Vastavam web: US pharmaceutical giant Pfizer has begun shipping the first batches of its long-awaited and newly-authorised coronavirus vaccine out of a Michigan warehouse, setting in motion the biggest vaccination drive in American history at a time when the pandemic has killed nearly 300,000 people in the country. The first trucks carrying the COVID-19 vaccine for widespread use in the US pulled out of a Pfitzer manufacturing plant in Michigan on Sunday, en route to 636 predetermined locations, amid a botched government response that has made the US the worst-hit country in the world.

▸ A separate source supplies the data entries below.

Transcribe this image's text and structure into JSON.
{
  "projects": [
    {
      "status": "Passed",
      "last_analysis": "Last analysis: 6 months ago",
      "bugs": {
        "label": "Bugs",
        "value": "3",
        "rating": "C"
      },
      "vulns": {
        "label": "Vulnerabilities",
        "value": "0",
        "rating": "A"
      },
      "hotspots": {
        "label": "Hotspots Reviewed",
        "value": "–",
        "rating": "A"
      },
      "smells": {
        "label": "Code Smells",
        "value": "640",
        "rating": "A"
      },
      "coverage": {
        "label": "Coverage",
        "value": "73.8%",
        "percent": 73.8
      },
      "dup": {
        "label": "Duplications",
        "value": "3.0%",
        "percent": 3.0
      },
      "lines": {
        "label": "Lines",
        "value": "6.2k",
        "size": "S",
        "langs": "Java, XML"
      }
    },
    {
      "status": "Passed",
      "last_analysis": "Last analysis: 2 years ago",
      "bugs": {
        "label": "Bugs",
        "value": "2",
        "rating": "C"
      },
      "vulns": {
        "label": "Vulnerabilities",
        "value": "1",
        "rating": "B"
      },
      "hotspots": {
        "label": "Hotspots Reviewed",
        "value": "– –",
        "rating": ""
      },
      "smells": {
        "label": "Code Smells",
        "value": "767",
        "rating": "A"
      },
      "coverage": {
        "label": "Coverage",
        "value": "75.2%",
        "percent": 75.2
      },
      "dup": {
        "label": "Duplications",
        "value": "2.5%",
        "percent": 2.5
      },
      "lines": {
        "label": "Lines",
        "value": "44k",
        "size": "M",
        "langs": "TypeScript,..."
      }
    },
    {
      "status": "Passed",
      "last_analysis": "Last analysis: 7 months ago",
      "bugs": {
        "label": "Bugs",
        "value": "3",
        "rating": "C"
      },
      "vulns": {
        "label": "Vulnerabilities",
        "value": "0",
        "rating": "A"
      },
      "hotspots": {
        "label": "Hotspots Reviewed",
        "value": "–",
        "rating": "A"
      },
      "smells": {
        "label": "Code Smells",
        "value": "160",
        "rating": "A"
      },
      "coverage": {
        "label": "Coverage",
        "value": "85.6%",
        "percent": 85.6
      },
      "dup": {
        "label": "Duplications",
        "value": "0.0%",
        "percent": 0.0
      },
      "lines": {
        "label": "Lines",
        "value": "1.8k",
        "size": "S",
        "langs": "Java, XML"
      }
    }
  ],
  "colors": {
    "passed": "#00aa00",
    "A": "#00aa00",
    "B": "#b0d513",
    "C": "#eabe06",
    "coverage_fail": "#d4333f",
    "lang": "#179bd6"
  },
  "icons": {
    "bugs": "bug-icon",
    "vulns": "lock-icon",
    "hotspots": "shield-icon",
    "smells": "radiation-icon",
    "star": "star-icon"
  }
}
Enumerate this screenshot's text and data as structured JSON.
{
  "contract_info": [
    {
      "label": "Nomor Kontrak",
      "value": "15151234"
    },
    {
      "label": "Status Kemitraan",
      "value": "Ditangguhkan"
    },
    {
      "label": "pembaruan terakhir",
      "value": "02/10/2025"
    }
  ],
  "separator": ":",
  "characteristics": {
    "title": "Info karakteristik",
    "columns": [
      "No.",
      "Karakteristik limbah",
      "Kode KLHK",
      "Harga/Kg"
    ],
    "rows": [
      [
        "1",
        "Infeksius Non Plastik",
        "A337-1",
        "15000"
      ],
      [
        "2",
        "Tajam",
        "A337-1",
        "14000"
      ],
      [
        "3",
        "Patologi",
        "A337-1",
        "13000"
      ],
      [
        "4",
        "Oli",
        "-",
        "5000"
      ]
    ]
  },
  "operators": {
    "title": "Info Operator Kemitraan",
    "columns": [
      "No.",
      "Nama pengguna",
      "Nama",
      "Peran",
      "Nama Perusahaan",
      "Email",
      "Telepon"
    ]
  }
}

The US Food and Drug Administration granted emergency use authorisation to the vaccine on Friday, and the US Centers for Disease Control and Prevention’s Advisory Committee on Immunization Practices (ACIP) voted on Saturday to recommend it for people age 16 and older in the US. With the winter holidays still ahead, experts warn that the pandemic could continue to get worse before the larger public receives the vaccination.
Under Operation Warp Speed, a total of 636 hospitals and clinics across the states will receive the vaccine this upcoming week. According to CNN, freight trucks carrying about 184,275 vials of vaccine departed the plant, and the combined 189 boxes of vaccine vials are expected to arrive in all 50 states on Monday. Another 3,900 vials are expected to ship later Sunday to United States territories, and 400 boxes packed with about 390,000 vials will ship Monday to arrive on Tuesday. Operation Warp Speed chief advisor Dr Moncef Slaoui told Fox News in an interview that they plan to have about 14 million doses of vaccine available and distributed in the US by the end of this year.
Those would be both Pfizer vaccine and the Moderna vaccine. “And the next month, we will have about 50 million to 80 million doses distributed in January, and another same number in February. So, all in all, we hope to have immunized 100 million people, which would be the long-term care facility people, the elderly people with comorbidities, the first-line workers, the health care workers, he said.